And so a tune called “Sex Planet” that builds to — uhuh — a joke about Uranus came to exemplify the third act of his career, which peaked with a 33-part soap opera called “Trapped in the Closet” that began the narrative proclaiming Kells to be a genius. An immaculate singer, self-producer, and relentlessly conceptual songwriter, he’s flirted with earning this dubious distinction throughout his dubious career, but geniuses have historically made a lot more great albums. More often than not, Kelly’s best albums (1995’s Isley-swirled R. Kelly, 1998’s smooth-playing double R.) and songs (the party-hearty “Ignition (Remix),” the mock-scandalized Usher duet “Same Girl”) have steered away from overbearing and overcorrecting altogether; they’re just nice. Warm, well-turned R&B sitcoms with the occasional joke gone right could be his legacy if he’d let it— 2009’s “Echo” adapted The-Dream’s velvet layering for a “fingernails in the Worldmusicfestse” freak jam that culminates in a yodel.

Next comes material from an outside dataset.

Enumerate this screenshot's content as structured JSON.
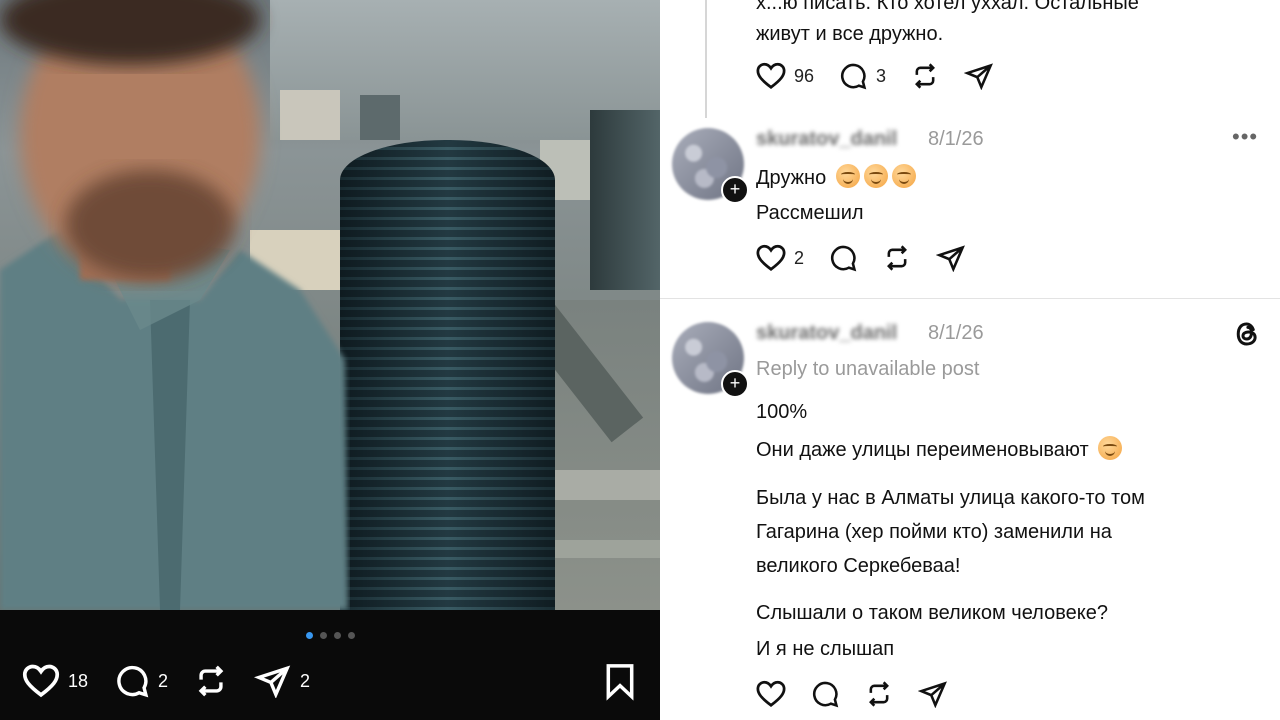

But almost this same week two years ago he was pleading to “Marry the Pussy” on Black Panties just as on 2010’s Love Letter and 2012’s Write Me Back he was trying on Percy Sledge’s shoes trying to make us forget 12 Play’s subtlety-free “I Like the Crotch on You.” Kelly’s been zero to 100 and back so many times you could say he started from Uranus and ended up here. He isn’t low-key anything.
Thus the first three minutes of The Buffet alone deliver “I’m about to get you mad pregnant,” “my lyrics got a big dick,” and an all-you-can-eat joke that k.d. lang beat him to 20 years ago. Which is to say nothing about the headlong choir that quadruples him on the word “Sex!” or how his music “put a molly in your ear,” or the “fitted cap” he MacGyvers out of one woman’s genitals. Some of it’s did-he-do-that uproarious, some’s why-did-he-do-that embarrassing, and usually it’s hard to tell the difference. But you can bet that “I’m just metaphorically speaking” is a line his lawyer’s advised him to put in there these days.

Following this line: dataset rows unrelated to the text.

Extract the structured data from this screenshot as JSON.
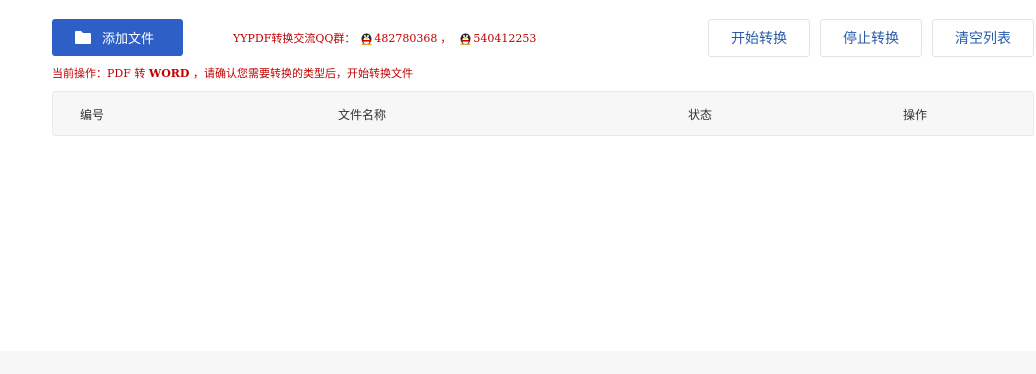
{
  "colors": {
    "primary": "#2d5fc6",
    "accent_text": "#c00000",
    "button_text": "#2a5ba8"
  },
  "toolbar": {
    "add_files_label": "添加文件",
    "start_label": "开始转换",
    "stop_label": "停止转换",
    "clear_label": "清空列表"
  },
  "qq_group": {
    "prefix": "YYPDF转换交流QQ群：",
    "number_1": "482780368",
    "separator": "，",
    "number_2": "540412253",
    "icon": "qq-penguin-icon"
  },
  "operation": {
    "prefix": "当前操作：PDF 转 ",
    "target": "WORD",
    "suffix": " ，请确认您需要转换的类型后，开始转换文件"
  },
  "table": {
    "columns": [
      "编号",
      "文件名称",
      "状态",
      "操作"
    ]
  }
}
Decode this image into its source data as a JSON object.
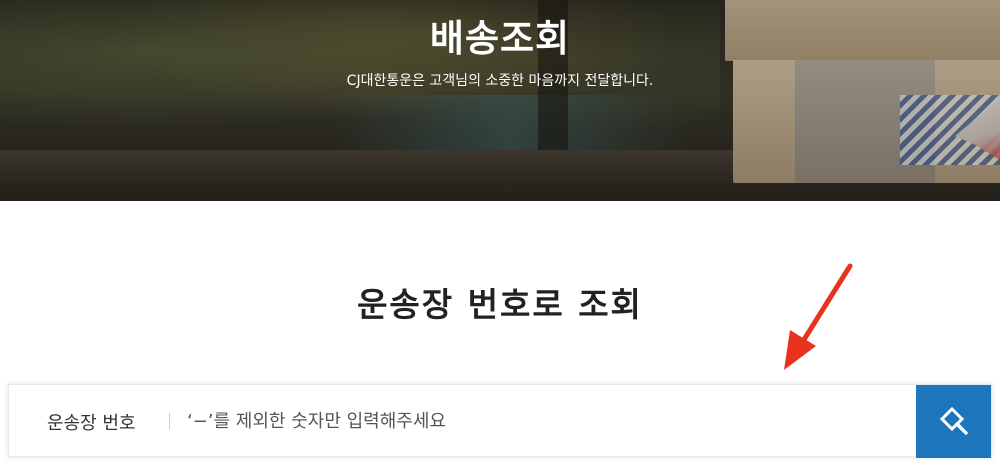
{
  "hero": {
    "title": "배송조회",
    "subtitle": "CJ대한통운은 고객님의 소중한 마음까지 전달합니다."
  },
  "tracking": {
    "section_title": "운송장 번호로 조회",
    "field_label": "운송장 번호",
    "input_placeholder": "‘−’를 제외한 숫자만 입력해주세요",
    "input_value": "",
    "search_icon": "search-icon"
  },
  "colors": {
    "accent": "#1d75bb",
    "annotation": "#e8321e",
    "title_text": "#222222"
  }
}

The first half of The Buffet is probably his most consistent “funny” work since 2007’s premise-happy Double Up, with special thanks to the frenetic realness of “Anything Goes” (“IHOP is the only thing left to do”) and the irresistible “Marching Band,” where Kelly takes Jason Derulo’s “Trumpets” to its (scato)logical extreme. Now 48, he wastes no time peppering his lyrics with face-sitting or references to his own past hits (“Half on a Baby” and “I Believe I Can Fly” callbacks abound). For all of his threats to get in his rocket ship and tell haters bye, the genius is perpetually rushing to salvage his legacy by stuffing in as much musical output as possible between his scandal and his death.

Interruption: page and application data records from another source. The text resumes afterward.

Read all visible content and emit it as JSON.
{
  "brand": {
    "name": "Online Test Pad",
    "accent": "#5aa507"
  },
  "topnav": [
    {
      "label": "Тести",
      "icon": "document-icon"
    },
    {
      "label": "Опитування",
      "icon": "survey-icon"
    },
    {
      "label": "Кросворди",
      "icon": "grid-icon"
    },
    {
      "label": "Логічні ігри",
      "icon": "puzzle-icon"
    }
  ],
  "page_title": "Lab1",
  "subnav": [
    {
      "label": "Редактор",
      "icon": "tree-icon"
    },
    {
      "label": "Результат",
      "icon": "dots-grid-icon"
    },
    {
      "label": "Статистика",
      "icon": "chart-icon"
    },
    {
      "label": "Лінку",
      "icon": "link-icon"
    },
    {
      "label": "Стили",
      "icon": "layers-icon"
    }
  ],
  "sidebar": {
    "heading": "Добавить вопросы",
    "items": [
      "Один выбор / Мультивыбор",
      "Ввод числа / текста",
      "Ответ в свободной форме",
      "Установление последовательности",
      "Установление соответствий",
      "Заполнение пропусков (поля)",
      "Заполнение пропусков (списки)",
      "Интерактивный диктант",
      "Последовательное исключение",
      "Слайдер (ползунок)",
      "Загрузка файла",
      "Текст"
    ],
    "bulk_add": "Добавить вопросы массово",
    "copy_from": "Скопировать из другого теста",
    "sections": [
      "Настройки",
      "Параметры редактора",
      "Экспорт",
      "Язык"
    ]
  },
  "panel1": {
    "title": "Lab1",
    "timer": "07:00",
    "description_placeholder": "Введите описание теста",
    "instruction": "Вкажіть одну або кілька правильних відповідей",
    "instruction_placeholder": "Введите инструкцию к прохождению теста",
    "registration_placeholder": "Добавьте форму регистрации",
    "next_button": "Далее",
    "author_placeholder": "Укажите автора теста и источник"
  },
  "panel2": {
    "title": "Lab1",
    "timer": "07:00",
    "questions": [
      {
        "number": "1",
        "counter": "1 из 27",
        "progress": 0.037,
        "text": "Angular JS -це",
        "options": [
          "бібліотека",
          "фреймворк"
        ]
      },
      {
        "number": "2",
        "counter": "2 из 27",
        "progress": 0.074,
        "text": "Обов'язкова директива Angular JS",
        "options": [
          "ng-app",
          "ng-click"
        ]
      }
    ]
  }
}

At a brisk 13 tracks, The Buffet mostly leans in Kelly’s favor, working out syntactical muscles by rhyming “seen her” with “demeanor” or sophomoric ones by terming sex “poker and I’m going all in.” His duets are shrewd: On “Let’s Be Real Now,” Tinashe gets to showcase chops that the gridlocked slink of Aquarius was too cool for, while “Switch Up” is a skittering Lil Wayne collaboration paced like a Rae Sremmurd banger. Even the biggest potential meltdown here, a duet with his 17-year-old daughter Ariirayé (neé Joann Kelly), called “Wanna Be There,” is a winningly bold apology for his parental failings that recalls, of all things, “Father / Daughter Dialogue” by folkie deadbeat-dad Loudon Wainwright III.
But around track ten, the retro-soul meant to add variety — something that most Kelly albums lack — instead brings the fantasy of a Great Kelly Album crashing back to Earth. “Get Out of Here With Me” and the boring, oddly chosen single “Backyard Party” expose his weakness for corn. “Wake Up Everybody” (“Making love til you scream”) is a rote concept even for him, and even though the prioritization anthem “Sextime” sincerely declares you more important than a flight or a club, it’s still an R. Kelly song called “Sextime” in 2015. (Was “Business Time” too subtle or just already taken?)
So one more frustrating time, The Buffet is better than just another R. Kelly album, but not enough to be worth saying so outside of a review, much less on a year-end list; call it a good one-night stand. For an “anything goes” guy you think he’d be more adventurous; at long last, his on-record persona feels brazen without coming off as entitled to his conquests. If he’s really a genius he’ll find more music to go with it.